What to do >> Go through the records below and count every line containing "content". Reply with the count alone.
>>>
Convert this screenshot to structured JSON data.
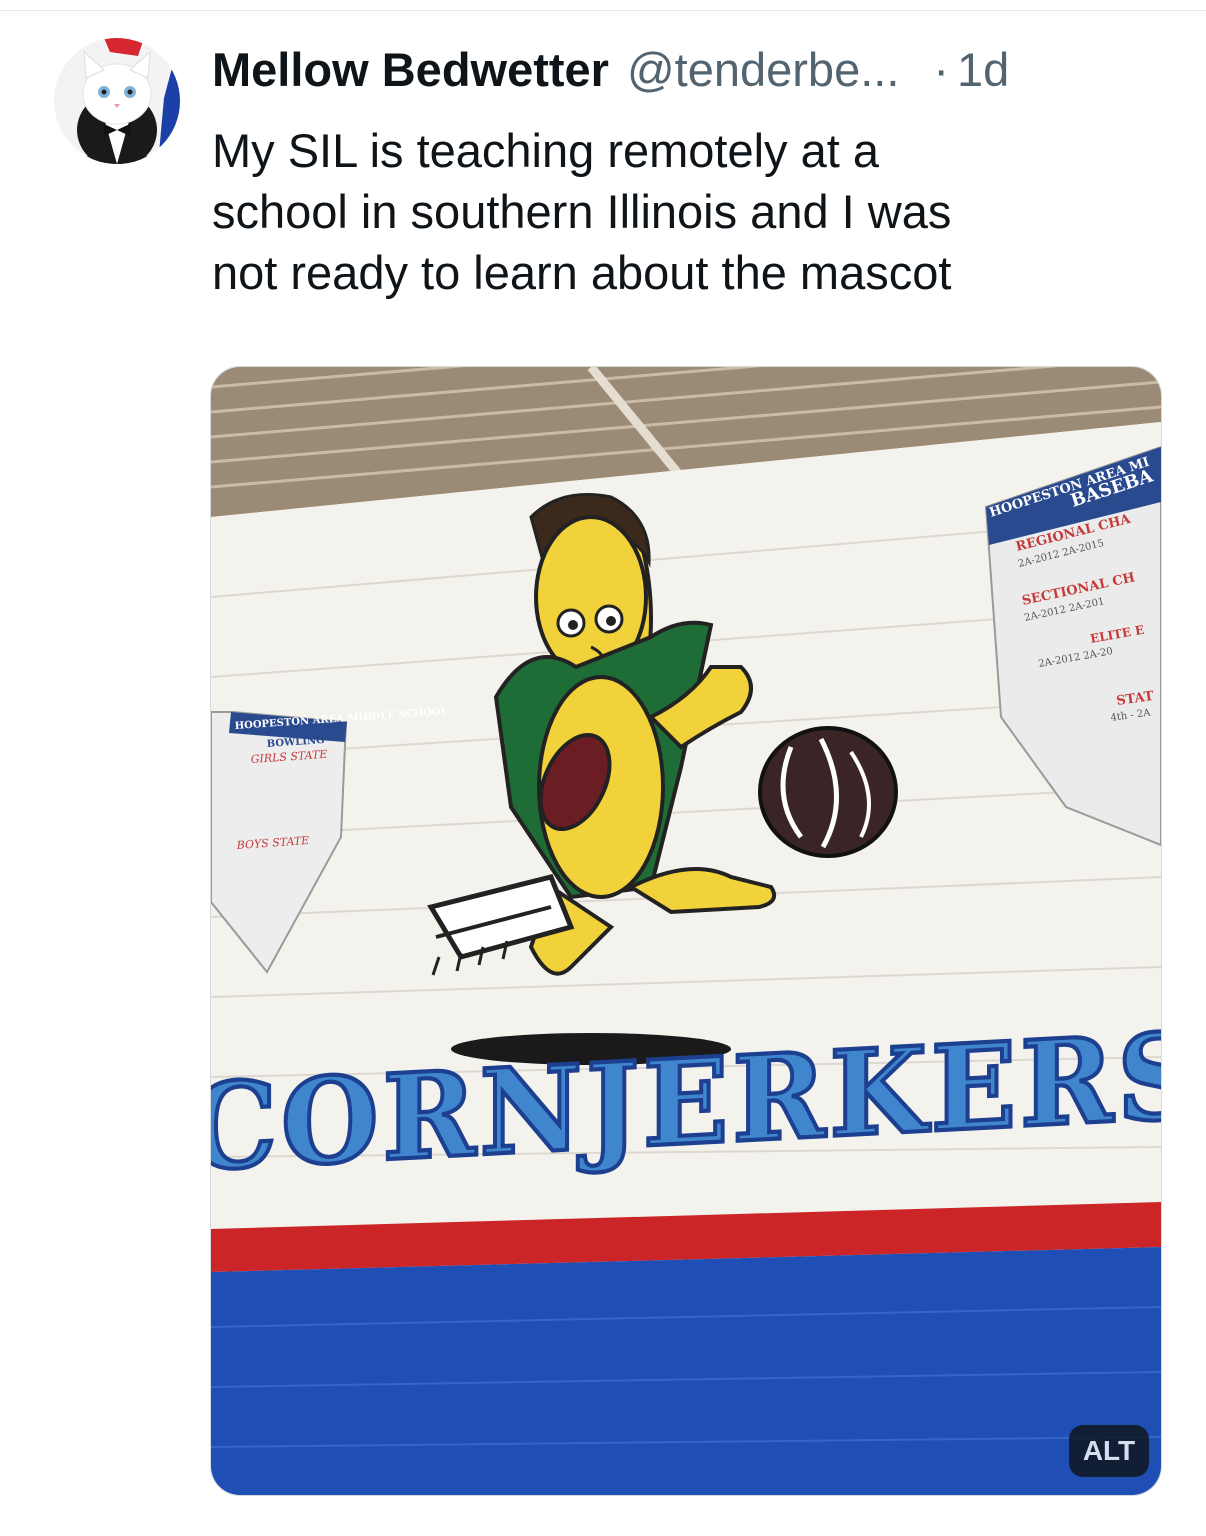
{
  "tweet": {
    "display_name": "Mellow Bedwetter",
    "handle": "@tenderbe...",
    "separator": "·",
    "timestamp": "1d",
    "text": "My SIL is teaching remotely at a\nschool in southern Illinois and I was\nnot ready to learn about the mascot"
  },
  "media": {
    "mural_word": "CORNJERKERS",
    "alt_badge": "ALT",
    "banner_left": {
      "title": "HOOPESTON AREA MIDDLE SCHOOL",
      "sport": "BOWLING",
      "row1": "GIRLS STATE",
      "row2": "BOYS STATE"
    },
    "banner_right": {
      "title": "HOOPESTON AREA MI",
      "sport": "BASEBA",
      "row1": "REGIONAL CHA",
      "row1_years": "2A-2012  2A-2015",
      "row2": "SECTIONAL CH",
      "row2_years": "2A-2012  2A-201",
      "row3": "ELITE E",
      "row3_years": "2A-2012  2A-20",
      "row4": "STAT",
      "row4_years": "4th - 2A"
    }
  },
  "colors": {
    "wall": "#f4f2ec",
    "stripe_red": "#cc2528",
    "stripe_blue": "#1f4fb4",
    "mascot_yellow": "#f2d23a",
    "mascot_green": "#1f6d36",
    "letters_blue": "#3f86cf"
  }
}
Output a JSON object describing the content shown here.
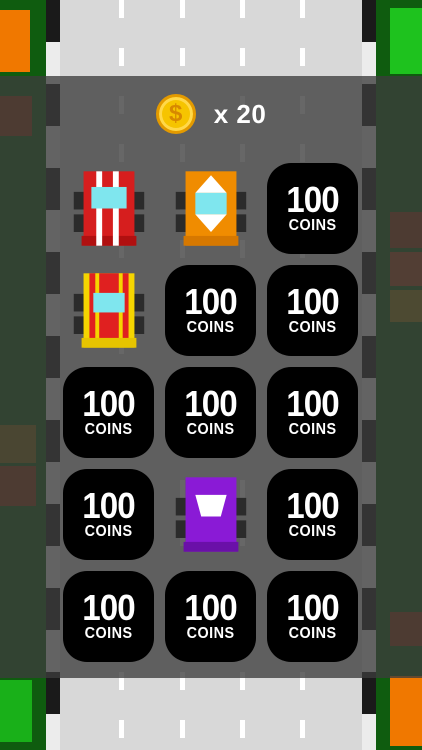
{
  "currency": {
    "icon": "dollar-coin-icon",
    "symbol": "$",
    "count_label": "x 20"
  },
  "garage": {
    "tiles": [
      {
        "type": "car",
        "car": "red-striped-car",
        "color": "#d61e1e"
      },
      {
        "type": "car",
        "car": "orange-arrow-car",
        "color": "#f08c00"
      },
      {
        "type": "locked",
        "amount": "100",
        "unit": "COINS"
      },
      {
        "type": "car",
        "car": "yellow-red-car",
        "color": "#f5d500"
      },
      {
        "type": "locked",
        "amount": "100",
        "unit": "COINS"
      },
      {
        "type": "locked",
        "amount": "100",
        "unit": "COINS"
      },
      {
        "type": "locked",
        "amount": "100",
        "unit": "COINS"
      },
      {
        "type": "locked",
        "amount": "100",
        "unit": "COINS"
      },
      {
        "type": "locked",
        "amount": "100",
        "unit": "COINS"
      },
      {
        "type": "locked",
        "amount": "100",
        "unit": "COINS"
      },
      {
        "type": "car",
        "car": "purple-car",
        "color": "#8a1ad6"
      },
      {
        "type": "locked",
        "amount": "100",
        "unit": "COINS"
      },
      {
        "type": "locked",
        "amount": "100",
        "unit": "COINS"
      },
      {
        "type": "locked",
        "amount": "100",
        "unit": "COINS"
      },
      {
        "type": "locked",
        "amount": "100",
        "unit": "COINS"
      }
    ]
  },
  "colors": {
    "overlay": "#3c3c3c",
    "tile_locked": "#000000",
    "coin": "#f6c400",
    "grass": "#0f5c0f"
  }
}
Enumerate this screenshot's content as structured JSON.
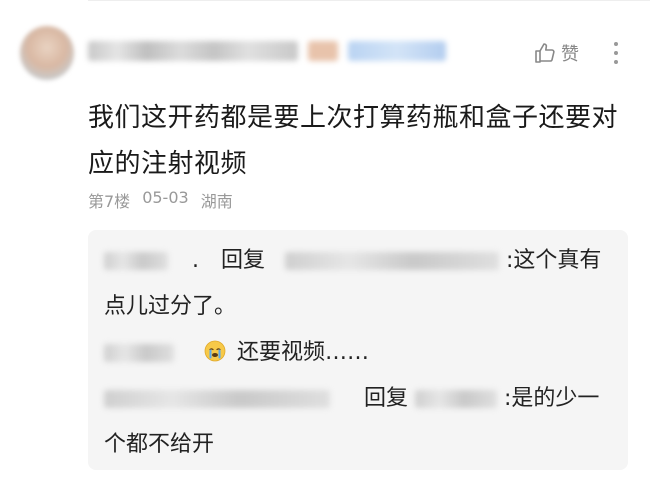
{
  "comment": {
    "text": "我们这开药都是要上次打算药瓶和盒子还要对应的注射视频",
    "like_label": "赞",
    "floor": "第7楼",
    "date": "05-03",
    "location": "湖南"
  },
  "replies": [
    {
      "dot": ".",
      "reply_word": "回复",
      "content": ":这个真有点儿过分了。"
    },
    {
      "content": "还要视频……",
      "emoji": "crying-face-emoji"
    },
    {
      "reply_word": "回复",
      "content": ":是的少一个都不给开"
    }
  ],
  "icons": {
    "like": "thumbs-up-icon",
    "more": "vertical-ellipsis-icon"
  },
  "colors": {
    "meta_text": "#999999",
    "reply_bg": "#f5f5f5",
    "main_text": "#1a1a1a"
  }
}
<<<
Written solution >> 5